It’s due to a cumulative commitment and relentless effort on the defensive end that have Boston positioned where not a whole lot thought it would be: locked and loaded for the stretch run having not yet peaked.

And here comes Cassell.

It’s hard to fathom a 38-year old point guard making or breaking a championship team, but this one will. He won rings his first two years in the NBA, which furnished him with a set of stones that have been the topic of many a water cooler. His ego is accordingly robust. He could conceivably be a problem for the incumbent and up-and-comer at his position, Rajon Rondo. Just don’t count on it.

Cassell spent considerable time with Allen in Milwaukee and Garnett in Minnesota. He knows he’s coming onto this team to take a backseat to Rondo, mentor the young man, and when called upon, assume control of the rock in crunch time. Just as KG, Ray and Paul assured everyone they would spread the wealth for the good of the team, so too has Cassell expressed his readiness to do what’s necessary to win.

“I don’t have to take 15-20 shots to make the Boston Celtics a championship team,” he said. As for Rondo? “I don’t want his job. I’m just here to make the team better.”

Cassell has talked the talk throughout his entire career. He’s done the walkin’ too. Now he becomes the final piece on a team that has been under reconstruction for the last nine months.

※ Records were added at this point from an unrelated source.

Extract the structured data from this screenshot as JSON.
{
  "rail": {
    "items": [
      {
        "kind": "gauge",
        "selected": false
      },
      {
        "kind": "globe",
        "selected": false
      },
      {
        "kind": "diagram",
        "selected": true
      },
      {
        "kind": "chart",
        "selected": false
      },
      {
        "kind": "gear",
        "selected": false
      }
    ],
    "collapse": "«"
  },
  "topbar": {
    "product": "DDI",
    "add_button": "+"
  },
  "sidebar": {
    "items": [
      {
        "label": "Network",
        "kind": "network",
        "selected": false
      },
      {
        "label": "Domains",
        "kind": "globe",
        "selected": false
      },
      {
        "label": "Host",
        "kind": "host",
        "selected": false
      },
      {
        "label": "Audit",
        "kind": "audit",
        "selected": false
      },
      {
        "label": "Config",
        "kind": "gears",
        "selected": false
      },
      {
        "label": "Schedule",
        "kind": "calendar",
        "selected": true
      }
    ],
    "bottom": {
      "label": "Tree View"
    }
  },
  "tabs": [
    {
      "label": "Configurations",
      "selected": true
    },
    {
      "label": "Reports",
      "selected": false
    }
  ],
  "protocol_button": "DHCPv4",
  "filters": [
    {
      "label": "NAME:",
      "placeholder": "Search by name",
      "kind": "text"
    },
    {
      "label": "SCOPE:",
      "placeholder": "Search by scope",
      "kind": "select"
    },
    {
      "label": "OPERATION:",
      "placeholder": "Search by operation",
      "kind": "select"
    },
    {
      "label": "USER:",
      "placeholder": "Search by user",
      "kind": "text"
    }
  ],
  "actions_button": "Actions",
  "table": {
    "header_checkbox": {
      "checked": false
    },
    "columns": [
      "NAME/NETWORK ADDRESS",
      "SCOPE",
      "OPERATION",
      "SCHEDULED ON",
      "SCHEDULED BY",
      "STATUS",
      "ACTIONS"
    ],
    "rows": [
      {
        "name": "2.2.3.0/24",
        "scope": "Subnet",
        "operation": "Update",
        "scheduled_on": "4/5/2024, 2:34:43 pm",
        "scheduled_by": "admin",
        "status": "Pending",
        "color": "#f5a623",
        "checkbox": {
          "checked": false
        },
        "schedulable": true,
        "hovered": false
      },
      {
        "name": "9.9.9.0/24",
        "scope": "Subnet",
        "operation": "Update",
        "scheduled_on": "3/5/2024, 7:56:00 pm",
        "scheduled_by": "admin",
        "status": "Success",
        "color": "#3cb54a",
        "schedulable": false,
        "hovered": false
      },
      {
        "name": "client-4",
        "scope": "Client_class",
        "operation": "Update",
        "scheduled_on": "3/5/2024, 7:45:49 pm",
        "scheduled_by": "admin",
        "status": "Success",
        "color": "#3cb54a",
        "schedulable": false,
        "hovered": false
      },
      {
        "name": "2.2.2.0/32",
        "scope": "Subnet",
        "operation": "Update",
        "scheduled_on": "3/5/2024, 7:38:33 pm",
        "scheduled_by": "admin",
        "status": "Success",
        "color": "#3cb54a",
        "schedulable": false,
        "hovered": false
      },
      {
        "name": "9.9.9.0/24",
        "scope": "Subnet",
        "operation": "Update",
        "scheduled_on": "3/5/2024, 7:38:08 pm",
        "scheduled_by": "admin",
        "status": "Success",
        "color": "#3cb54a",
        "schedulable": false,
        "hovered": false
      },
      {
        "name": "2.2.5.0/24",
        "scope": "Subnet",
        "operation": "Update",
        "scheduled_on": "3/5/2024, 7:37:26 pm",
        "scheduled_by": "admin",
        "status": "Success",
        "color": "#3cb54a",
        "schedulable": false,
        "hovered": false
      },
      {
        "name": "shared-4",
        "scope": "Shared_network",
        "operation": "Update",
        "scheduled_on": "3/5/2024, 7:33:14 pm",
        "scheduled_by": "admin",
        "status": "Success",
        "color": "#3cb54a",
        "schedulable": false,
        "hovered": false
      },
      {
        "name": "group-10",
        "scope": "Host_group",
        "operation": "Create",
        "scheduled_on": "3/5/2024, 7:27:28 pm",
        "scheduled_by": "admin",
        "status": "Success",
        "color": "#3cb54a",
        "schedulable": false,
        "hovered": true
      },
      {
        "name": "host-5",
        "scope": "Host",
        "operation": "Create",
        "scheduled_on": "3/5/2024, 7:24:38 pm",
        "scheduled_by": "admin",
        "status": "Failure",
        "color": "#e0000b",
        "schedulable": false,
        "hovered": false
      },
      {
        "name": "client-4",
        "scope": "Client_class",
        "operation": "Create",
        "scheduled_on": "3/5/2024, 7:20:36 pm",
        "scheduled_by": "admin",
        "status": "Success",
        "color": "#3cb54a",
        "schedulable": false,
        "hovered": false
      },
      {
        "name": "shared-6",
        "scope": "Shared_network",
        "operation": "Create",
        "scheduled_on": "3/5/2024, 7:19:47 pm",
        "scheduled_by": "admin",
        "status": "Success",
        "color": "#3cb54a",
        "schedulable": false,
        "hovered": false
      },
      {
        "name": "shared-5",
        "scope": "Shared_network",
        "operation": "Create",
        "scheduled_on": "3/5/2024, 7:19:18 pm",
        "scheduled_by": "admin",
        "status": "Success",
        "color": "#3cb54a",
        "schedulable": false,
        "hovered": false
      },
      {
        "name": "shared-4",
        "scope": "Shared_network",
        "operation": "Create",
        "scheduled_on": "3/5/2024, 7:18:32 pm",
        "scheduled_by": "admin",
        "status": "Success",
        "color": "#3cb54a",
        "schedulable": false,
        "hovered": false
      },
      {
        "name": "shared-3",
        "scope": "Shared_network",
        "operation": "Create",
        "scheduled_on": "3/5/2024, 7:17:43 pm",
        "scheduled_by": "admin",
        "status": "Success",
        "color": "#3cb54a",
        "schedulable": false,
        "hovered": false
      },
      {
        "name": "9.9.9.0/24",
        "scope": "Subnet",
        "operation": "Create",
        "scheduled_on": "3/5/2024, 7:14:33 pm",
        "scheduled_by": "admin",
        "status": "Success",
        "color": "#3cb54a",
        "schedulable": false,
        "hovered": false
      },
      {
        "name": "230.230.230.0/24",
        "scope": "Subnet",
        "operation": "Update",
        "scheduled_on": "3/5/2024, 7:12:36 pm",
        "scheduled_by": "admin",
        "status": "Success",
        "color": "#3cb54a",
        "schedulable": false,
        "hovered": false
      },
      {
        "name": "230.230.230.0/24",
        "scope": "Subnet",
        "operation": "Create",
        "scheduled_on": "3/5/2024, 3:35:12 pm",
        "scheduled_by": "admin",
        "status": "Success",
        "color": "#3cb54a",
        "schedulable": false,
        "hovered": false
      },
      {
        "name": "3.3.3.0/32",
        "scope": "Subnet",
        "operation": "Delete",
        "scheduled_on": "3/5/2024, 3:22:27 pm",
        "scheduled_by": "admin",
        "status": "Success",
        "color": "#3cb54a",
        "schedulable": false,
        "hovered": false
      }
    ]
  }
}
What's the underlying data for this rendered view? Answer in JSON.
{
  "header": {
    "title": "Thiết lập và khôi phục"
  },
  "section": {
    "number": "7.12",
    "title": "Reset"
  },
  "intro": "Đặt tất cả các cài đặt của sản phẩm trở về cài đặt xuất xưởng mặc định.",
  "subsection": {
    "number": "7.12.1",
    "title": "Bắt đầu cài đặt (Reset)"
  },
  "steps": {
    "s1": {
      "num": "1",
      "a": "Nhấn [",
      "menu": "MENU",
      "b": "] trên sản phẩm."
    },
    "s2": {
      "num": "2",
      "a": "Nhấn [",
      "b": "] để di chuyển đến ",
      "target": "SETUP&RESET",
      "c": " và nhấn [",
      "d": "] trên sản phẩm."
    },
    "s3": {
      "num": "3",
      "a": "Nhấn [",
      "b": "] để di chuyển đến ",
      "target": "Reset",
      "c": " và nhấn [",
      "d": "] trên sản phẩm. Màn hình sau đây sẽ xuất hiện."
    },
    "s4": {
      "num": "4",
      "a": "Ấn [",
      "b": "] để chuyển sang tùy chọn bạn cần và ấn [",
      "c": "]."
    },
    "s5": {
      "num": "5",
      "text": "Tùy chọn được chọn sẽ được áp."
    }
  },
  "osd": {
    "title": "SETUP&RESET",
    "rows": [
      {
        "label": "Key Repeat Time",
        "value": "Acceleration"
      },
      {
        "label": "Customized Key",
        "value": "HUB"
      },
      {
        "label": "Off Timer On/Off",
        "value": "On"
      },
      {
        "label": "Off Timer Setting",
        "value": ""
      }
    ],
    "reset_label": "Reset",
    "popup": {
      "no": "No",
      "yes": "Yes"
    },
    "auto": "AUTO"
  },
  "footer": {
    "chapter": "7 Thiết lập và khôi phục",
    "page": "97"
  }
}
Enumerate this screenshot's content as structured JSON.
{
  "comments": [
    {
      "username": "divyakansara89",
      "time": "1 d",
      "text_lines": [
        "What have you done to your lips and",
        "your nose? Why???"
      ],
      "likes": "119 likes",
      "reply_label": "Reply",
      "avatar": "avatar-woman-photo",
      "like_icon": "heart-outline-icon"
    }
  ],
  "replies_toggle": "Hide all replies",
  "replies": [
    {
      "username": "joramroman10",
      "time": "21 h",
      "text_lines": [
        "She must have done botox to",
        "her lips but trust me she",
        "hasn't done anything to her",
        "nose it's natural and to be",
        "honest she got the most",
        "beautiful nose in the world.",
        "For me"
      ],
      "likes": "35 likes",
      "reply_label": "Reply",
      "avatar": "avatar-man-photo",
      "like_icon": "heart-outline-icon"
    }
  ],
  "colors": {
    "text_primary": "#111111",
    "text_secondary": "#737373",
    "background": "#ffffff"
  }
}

One last adjustment before the real games begin.

“From what I’ve heard, there’s nothing like getting a championship in Boston,” said Cassell.

You heard right, Sam.